Over 300,000 jobs could be at risk in the travel and tourism sector in the United Kingdom and almost 400,000 in Europe, if the UK leaves the EU without a deal on March 29, according to new analysis from the World Travel & Tourism Council (WTTC) released Monday.
WTTC is the body that represents the travel and tourism private sector globally with members consisting of CEOs, destinations and industry organisations.
“The UK is the fifth largest Travel & Tourism economy in the world. Given its importance to the UK economy, it is now clear that a no-deal Brexit would have a dramatic impact on one of the UK’s most significant sectors,” WTTC President & CEO Gloria Guevara said.
According to WTTC, the industry contributes more than 1.5 trillion euros to the EU’s GDP (10.3 percent of total) and supports 27.3 million jobs (11.7 percent of total). In the UK, the sector contributes £213.8 billion to GDP (10.5 percent of total) and supports four million jobs (11.6 percent of total).
The WTTC analysis models the impact on the travel and tourism sector over the next decade, based on the 7.7 percent forecasted fall in economic activity across the wider UK economy modelled by the International Monetary Fund (IMF). In this situation, a no-deal Brexit would result in a loss of 308,000 jobs in the UK economy; a loss of 399,000 jobs in the rest of the EU; a loss of £18.6 billion in GDP to the UK economy; and a loss of £22.0 billion in GDP to the economies of the rest of the EU.
“If the IMF prediction on the wider economy is realized, there would be a total cost across Europe of over £40 billion and over 700,000 jobs compared to our projections.
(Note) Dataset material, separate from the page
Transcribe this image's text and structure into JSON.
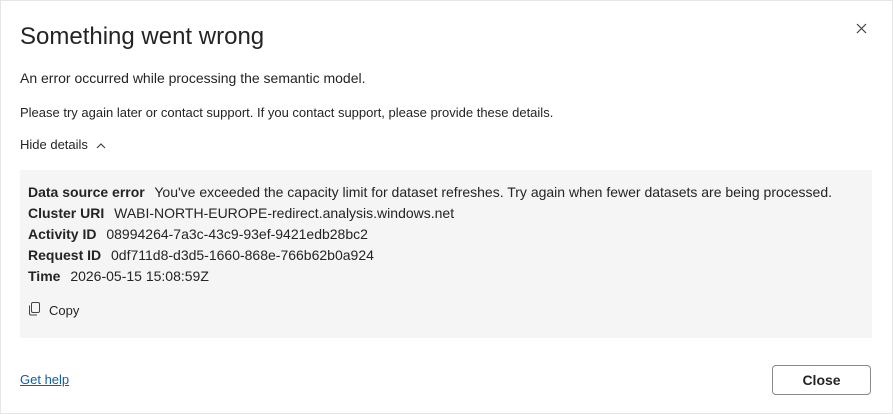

Our members are already seeing an impact on their businesses and workforce,” WTTC’s president Guevara added.
The WTTC said that to minimize the impact, it is crucial that the UK should continue to have access to the Single Aviation Market; visa-free travel between the UK and EU should be maintained and the movement of people should be as seamless as possible while maintaining security; mobility of labor for travel and tourism employees across the UK and EU should continue; and security cooperation to avoid hard border checks and lengthy delays is paramount.